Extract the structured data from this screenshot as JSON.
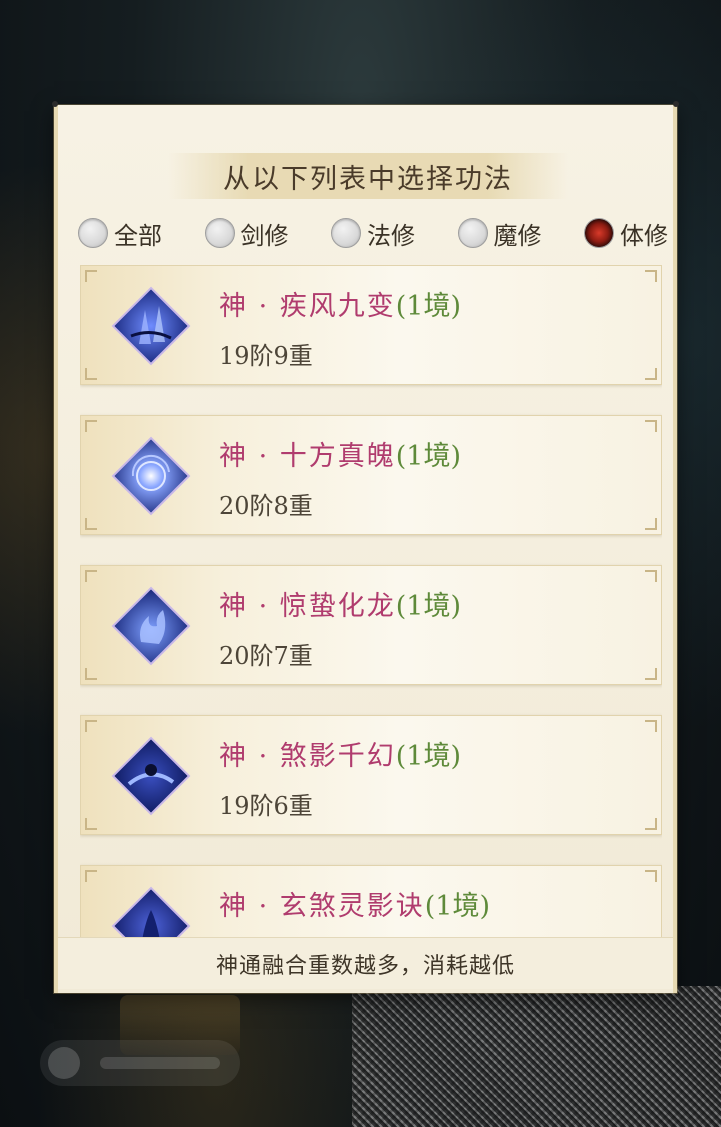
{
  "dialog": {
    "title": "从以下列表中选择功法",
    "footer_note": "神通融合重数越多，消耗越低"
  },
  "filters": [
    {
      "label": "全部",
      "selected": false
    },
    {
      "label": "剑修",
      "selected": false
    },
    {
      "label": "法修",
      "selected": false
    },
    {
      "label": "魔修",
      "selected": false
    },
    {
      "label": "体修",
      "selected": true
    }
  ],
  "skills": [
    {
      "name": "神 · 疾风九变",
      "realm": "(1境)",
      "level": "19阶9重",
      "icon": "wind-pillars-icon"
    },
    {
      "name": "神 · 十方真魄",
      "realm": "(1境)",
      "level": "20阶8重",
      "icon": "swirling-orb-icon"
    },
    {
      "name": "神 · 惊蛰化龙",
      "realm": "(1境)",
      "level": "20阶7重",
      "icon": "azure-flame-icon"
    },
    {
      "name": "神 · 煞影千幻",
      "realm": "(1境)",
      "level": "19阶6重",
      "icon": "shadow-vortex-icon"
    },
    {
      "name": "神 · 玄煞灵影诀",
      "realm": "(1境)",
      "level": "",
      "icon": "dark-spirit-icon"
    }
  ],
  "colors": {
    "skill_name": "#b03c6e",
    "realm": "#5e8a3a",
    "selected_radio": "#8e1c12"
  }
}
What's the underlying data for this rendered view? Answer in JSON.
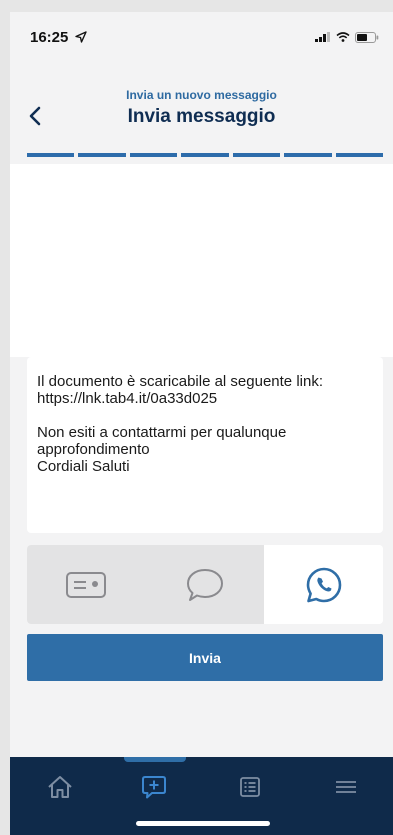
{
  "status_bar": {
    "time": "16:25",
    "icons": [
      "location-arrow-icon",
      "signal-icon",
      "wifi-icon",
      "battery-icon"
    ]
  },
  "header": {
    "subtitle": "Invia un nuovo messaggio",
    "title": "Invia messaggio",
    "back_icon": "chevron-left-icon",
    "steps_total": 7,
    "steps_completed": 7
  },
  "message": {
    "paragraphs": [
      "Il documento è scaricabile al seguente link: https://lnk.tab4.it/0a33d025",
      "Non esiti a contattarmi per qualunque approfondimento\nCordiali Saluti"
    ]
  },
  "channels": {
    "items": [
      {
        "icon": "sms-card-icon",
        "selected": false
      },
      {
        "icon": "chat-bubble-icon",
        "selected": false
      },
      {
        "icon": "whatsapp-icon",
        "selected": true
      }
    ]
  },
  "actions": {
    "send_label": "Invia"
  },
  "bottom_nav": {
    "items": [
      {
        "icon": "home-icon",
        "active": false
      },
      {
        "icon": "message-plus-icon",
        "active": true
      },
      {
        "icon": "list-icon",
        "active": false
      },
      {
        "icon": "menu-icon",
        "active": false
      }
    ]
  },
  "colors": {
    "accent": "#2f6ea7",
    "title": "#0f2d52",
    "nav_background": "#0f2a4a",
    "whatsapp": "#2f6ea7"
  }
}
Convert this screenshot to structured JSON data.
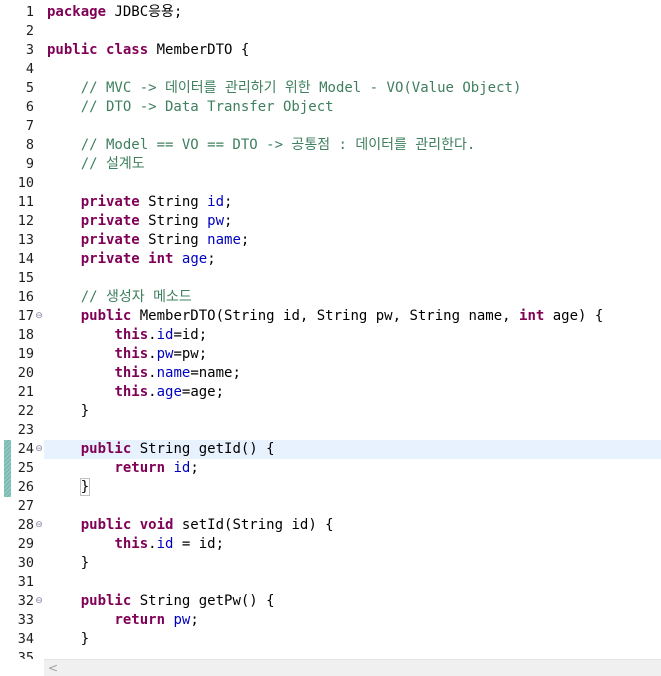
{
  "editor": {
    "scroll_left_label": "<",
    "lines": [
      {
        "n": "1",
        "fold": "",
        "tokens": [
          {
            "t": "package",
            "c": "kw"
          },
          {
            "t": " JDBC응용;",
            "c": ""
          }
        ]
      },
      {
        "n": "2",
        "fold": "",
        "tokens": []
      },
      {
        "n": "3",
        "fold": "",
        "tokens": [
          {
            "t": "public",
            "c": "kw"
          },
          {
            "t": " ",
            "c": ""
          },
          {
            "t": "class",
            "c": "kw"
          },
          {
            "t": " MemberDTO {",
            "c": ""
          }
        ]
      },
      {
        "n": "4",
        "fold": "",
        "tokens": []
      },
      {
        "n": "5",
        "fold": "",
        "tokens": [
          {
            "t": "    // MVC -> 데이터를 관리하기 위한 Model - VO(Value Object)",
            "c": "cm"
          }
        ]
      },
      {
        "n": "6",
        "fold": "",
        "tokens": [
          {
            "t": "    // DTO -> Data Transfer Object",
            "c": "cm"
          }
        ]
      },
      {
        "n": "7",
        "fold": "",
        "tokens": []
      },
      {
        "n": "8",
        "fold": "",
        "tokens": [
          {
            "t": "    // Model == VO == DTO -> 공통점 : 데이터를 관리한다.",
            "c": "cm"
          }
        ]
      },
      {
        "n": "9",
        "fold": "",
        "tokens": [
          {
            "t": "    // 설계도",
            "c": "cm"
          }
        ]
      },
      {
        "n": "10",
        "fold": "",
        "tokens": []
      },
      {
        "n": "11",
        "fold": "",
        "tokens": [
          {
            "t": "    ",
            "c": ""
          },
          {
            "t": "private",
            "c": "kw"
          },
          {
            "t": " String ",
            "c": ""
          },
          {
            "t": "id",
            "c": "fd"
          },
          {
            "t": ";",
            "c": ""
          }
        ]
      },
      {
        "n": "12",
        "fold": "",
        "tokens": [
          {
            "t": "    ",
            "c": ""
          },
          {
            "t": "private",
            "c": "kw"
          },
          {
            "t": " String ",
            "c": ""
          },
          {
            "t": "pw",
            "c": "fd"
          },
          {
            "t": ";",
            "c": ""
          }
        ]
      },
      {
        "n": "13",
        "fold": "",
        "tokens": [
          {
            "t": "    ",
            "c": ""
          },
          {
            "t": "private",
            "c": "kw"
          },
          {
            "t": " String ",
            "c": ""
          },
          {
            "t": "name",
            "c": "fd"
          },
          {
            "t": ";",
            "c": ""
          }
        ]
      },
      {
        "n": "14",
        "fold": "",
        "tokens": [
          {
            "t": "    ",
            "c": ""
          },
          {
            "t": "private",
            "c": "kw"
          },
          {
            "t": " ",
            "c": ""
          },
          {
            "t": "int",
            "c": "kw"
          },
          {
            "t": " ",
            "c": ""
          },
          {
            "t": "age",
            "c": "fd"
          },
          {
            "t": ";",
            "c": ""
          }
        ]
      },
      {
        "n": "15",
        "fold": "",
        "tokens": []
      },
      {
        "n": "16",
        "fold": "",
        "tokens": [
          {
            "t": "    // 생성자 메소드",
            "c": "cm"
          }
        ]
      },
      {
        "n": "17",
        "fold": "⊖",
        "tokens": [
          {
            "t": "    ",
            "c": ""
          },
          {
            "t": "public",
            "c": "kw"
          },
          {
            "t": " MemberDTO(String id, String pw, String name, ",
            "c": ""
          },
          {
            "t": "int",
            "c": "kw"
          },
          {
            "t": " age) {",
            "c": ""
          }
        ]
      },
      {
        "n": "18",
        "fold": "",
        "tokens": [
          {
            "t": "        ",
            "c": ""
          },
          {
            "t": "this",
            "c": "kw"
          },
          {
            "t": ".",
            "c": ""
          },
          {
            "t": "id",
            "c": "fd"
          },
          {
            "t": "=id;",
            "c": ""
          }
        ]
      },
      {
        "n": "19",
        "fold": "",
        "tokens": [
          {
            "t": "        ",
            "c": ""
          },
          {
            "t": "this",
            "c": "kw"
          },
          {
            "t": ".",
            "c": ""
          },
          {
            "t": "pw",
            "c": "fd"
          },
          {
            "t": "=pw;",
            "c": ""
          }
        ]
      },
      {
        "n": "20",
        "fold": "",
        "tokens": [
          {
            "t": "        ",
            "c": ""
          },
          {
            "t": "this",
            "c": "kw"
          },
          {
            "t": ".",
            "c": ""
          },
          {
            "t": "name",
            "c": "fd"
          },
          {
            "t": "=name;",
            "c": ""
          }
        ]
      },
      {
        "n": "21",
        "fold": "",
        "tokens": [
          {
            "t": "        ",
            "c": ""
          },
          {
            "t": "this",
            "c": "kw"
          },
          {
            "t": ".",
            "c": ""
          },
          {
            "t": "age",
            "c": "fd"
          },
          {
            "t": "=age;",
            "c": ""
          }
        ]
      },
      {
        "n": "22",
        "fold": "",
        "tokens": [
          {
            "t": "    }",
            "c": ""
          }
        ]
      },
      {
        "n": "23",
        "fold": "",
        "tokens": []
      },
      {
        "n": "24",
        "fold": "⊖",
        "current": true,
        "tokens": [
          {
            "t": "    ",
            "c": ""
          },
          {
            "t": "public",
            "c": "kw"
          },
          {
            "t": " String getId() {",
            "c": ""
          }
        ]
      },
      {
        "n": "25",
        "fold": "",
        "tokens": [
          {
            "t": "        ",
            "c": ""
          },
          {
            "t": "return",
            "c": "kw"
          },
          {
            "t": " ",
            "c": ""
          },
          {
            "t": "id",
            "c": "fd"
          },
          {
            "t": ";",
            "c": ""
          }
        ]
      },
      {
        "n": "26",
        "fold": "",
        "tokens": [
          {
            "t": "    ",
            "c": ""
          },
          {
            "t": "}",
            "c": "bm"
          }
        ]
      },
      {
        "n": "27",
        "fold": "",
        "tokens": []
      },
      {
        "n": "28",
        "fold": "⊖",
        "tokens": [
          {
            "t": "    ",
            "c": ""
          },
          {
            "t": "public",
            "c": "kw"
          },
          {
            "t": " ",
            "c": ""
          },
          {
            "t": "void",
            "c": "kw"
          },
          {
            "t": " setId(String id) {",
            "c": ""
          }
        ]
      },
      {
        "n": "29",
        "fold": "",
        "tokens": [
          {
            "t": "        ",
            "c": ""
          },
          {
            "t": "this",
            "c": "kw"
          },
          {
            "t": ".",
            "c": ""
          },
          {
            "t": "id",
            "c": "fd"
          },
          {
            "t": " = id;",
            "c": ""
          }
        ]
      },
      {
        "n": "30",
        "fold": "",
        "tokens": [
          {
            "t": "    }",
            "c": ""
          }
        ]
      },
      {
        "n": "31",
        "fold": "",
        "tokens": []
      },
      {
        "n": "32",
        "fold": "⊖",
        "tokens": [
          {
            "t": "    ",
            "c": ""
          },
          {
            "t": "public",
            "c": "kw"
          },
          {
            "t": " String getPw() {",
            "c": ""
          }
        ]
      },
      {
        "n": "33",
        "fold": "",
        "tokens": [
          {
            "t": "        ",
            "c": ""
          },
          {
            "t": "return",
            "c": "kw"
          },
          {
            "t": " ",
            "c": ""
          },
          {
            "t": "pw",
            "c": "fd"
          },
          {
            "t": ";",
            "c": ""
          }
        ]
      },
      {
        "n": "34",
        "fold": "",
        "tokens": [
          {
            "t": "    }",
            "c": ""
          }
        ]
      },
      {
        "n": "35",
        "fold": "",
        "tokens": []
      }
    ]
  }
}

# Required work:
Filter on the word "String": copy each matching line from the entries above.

# Answer to this exercise:
            "t": " String ",
            "t": " String ",
            "t": " String ",
            "t": " MemberDTO(String id, String pw, String name, ",
            "t": " String getId() {",
            "t": " setId(String id) {",
            "t": " String getPw() {",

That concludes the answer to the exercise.